Optics that allow the user to see in the dark or obscured conditions are critical for military as well as emergency response services. Typical night-vision devices rely on photomultipliers and phosphor screens, which make them relatively large, heavy, and uncomfortable to wear. Another option is imaging via thermal detection. This involves the detection of the infrared radiation that is emanated by all objects. Since the range of emission wavelength in the infrared region spans several micrometers, the means of detection can require several different detectors and may require cooling for a useful signal. This results in a large and heavy apparatus for detection.
For both night-vision and thermal imaging, a large form factor can be problematic for users carrying a large amount of gear in the field. The ultimate goal is to provide enhanced detection with a form factor that approaches normal eyewear. Nanoengineering provides a path for realizing such a goal. Exotic structures that can manipulate light in ways not found in naturally occurring materials, metamaterials or metasurfaces, can be used to realize the potential of flat optics and decrease size and weight.
Northeastern researchers are combining nanoscale structures to allow light of arbitrary wavelength to be absorbed efficiently and transduced into an electrical signal for imaging applications. These nanoscale structures combine metalenses with plasmonic absorbers to reduce the size and weight of the hardware required for night-vision technology.
The structures are fabricated by the directed assembly of metallic and semiconducting nanoparticles, which reduces the necessity for traditional fabrication methods.
The metalens and plasmonic absorbers are fabricated using the same methods. The method of fabrication can be top-down such as lithography and etching, or bottom-up such as printing, plating, or assembly. The metalens is designed to focus light in the near-field, so the focal point is very close to the metalens surface. It captures light received at a low angle of incidence, increasing the field of view while maintaining a flat profile.

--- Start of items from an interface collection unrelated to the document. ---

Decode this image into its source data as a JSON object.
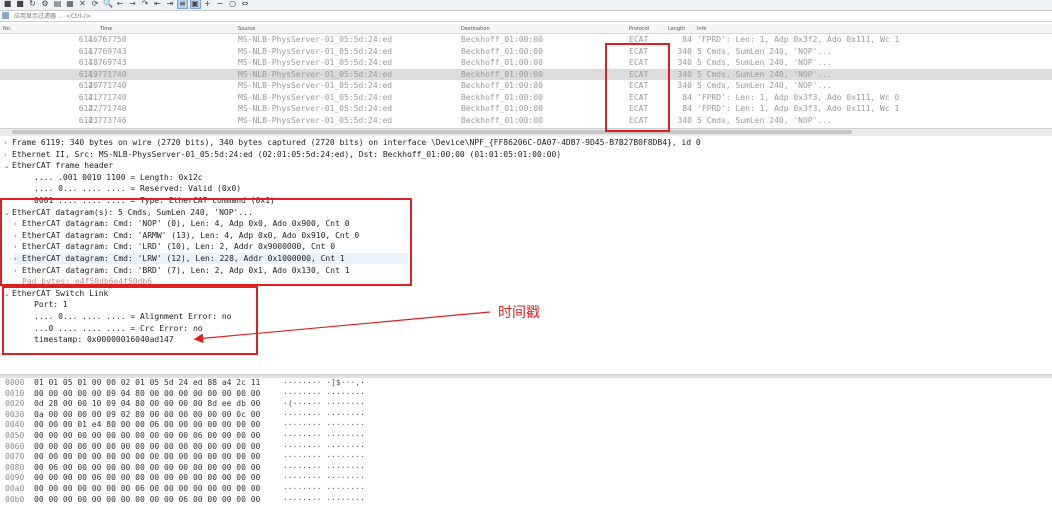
{
  "toolbar": {
    "icons": [
      "start-capture-icon",
      "stop-capture-icon",
      "restart-icon",
      "options-icon",
      "open-file-icon",
      "save-file-icon",
      "close-file-icon",
      "reload-icon",
      "find-packet-icon",
      "go-back-icon",
      "go-forward-icon",
      "go-to-packet-icon",
      "first-packet-icon",
      "last-packet-icon",
      "autoscroll-icon",
      "colorize-icon",
      "zoom-in-icon",
      "zoom-out-icon",
      "normal-size-icon",
      "resize-columns-icon"
    ]
  },
  "filter": {
    "placeholder": "应用显示过滤器 … <Ctrl-/>"
  },
  "packet_list": {
    "columns": [
      "No.",
      "Time",
      "Source",
      "Destination",
      "Protocol",
      "Length",
      "Info"
    ],
    "rows": [
      {
        "no": "6116",
        "time": "4.767750",
        "src": "MS-NLB-PhysServer-01_05:5d:24:ed",
        "dst": "Beckhoff_01:00:00",
        "proto": "ECAT",
        "len": "84",
        "info": "'FPRD': Len: 1, Adp 0x3f2, Ado 0x111, Wc 1"
      },
      {
        "no": "6117",
        "time": "4.769743",
        "src": "MS-NLB-PhysServer-01_05:5d:24:ed",
        "dst": "Beckhoff_01:00:00",
        "proto": "ECAT",
        "len": "340",
        "info": "5 Cmds, SumLen 240, 'NOP'..."
      },
      {
        "no": "6118",
        "time": "4.769743",
        "src": "MS-NLB-PhysServer-01_05:5d:24:ed",
        "dst": "Beckhoff_01:00:00",
        "proto": "ECAT",
        "len": "340",
        "info": "5 Cmds, SumLen 240, 'NOP'..."
      },
      {
        "no": "6119",
        "time": "4.771740",
        "src": "MS-NLB-PhysServer-01_05:5d:24:ed",
        "dst": "Beckhoff_01:00:00",
        "proto": "ECAT",
        "len": "340",
        "info": "5 Cmds, SumLen 240, 'NOP'..."
      },
      {
        "no": "6120",
        "time": "4.771740",
        "src": "MS-NLB-PhysServer-01_05:5d:24:ed",
        "dst": "Beckhoff_01:00:00",
        "proto": "ECAT",
        "len": "340",
        "info": "5 Cmds, SumLen 240, 'NOP'..."
      },
      {
        "no": "6121",
        "time": "4.771740",
        "src": "MS-NLB-PhysServer-01_05:5d:24:ed",
        "dst": "Beckhoff_01:00:00",
        "proto": "ECAT",
        "len": "84",
        "info": "'FPRD': Len: 1, Adp 0x3f3, Ado 0x111, Wc 0"
      },
      {
        "no": "6122",
        "time": "4.771740",
        "src": "MS-NLB-PhysServer-01_05:5d:24:ed",
        "dst": "Beckhoff_01:00:00",
        "proto": "ECAT",
        "len": "84",
        "info": "'FPRD': Len: 1, Adp 0x3f3, Ado 0x111, Wc 1"
      },
      {
        "no": "6123",
        "time": "4.773746",
        "src": "MS-NLB-PhysServer-01_05:5d:24:ed",
        "dst": "Beckhoff_01:00:00",
        "proto": "ECAT",
        "len": "340",
        "info": "5 Cmds, SumLen 240, 'NOP'..."
      }
    ],
    "selected_no": "6119"
  },
  "details": {
    "lines": [
      {
        "tw": "›",
        "text": "Frame 6119: 340 bytes on wire (2720 bits), 340 bytes captured (2720 bits) on interface \\Device\\NPF_{FF86206C-DA07-4DB7-9D45-B7B27B0F8DB4}, id 0"
      },
      {
        "tw": "›",
        "text": "Ethernet II, Src: MS-NLB-PhysServer-01_05:5d:24:ed (02:01:05:5d:24:ed), Dst: Beckhoff_01:00:00 (01:01:05:01:00:00)"
      },
      {
        "tw": "⌄",
        "text": "EtherCAT frame header"
      },
      {
        "tw": "",
        "text": ".... .001 0010 1100 = Length: 0x12c"
      },
      {
        "tw": "",
        "text": ".... 0... .... .... = Reserved: Valid (0x0)"
      },
      {
        "tw": "",
        "text": "0001 .... .... .... = Type: EtherCAT command (0x1)"
      },
      {
        "tw": "⌄",
        "text": "EtherCAT datagram(s): 5 Cmds, SumLen 240, 'NOP'..."
      },
      {
        "tw": "›",
        "text": "EtherCAT datagram: Cmd: 'NOP' (0), Len: 4, Adp 0x0, Ado 0x900, Cnt 0"
      },
      {
        "tw": "›",
        "text": "EtherCAT datagram: Cmd: 'ARMW' (13), Len: 4, Adp 0x0, Ado 0x910, Cnt 0"
      },
      {
        "tw": "›",
        "text": "EtherCAT datagram: Cmd: 'LRD' (10), Len: 2, Addr 0x9000000, Cnt 0"
      },
      {
        "tw": "›",
        "text": "EtherCAT datagram: Cmd: 'LRW' (12), Len: 228, Addr 0x1000000, Cnt 1"
      },
      {
        "tw": "›",
        "text": "EtherCAT datagram: Cmd: 'BRD' (7), Len: 2, Adp 0x1, Ado 0x130, Cnt 1"
      },
      {
        "tw": "",
        "text": "Pad bytes: e4f50db6e4f50db6"
      },
      {
        "tw": "⌄",
        "text": "EtherCAT Switch Link"
      },
      {
        "tw": "",
        "text": "Port: 1"
      },
      {
        "tw": "",
        "text": ".... 0... .... .... = Alignment Error: no"
      },
      {
        "tw": "",
        "text": "...0 .... .... .... = Crc Error: no"
      },
      {
        "tw": "",
        "text": "timestamp: 0x00000016040ad147"
      }
    ]
  },
  "hex": {
    "rows": [
      {
        "off": "0000",
        "bytes": "01 01 05 01 00 00 02 01  05 5d 24 ed 88 a4 2c 11",
        "ascii": "········ ·]$···,·"
      },
      {
        "off": "0010",
        "bytes": "00 00 00 00 00 09 04 80  00 00 00 00 00 00 00 00",
        "ascii": "········ ········"
      },
      {
        "off": "0020",
        "bytes": "0d 28 00 00 10 09 04 80  00 00 00 00 8d ee db 00",
        "ascii": "·(······ ········"
      },
      {
        "off": "0030",
        "bytes": "0a 00 00 00 00 09 02 80  00 00 00 00 00 00 0c 00",
        "ascii": "········ ········"
      },
      {
        "off": "0040",
        "bytes": "00 00 00 01 e4 80 00 00  06 00 00 00 00 00 00 00",
        "ascii": "········ ········"
      },
      {
        "off": "0050",
        "bytes": "00 00 00 00 00 00 00 00  00 00 00 06 00 00 00 00",
        "ascii": "········ ········"
      },
      {
        "off": "0060",
        "bytes": "00 00 00 00 00 00 00 00  00 00 00 00 00 00 00 00",
        "ascii": "········ ········"
      },
      {
        "off": "0070",
        "bytes": "00 00 00 00 00 00 00 00  00 00 00 00 00 00 00 00",
        "ascii": "········ ········"
      },
      {
        "off": "0080",
        "bytes": "00 06 00 00 00 00 00 00  00 00 00 00 00 00 00 00",
        "ascii": "········ ········"
      },
      {
        "off": "0090",
        "bytes": "00 00 00 00 06 00 00 00  00 00 00 00 00 00 00 00",
        "ascii": "········ ········"
      },
      {
        "off": "00a0",
        "bytes": "00 00 00 00 00 00 00 06  00 00 00 00 00 00 00 00",
        "ascii": "········ ········"
      },
      {
        "off": "00b0",
        "bytes": "00 00 00 00 00 00 00 00  00 00 06 00 00 00 00 00",
        "ascii": "········ ········"
      }
    ]
  },
  "annotation": {
    "label": "时间戳",
    "color": "#e02020"
  }
}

Light weight night-vision system
Scalable fabrication methods
Exploration and recreation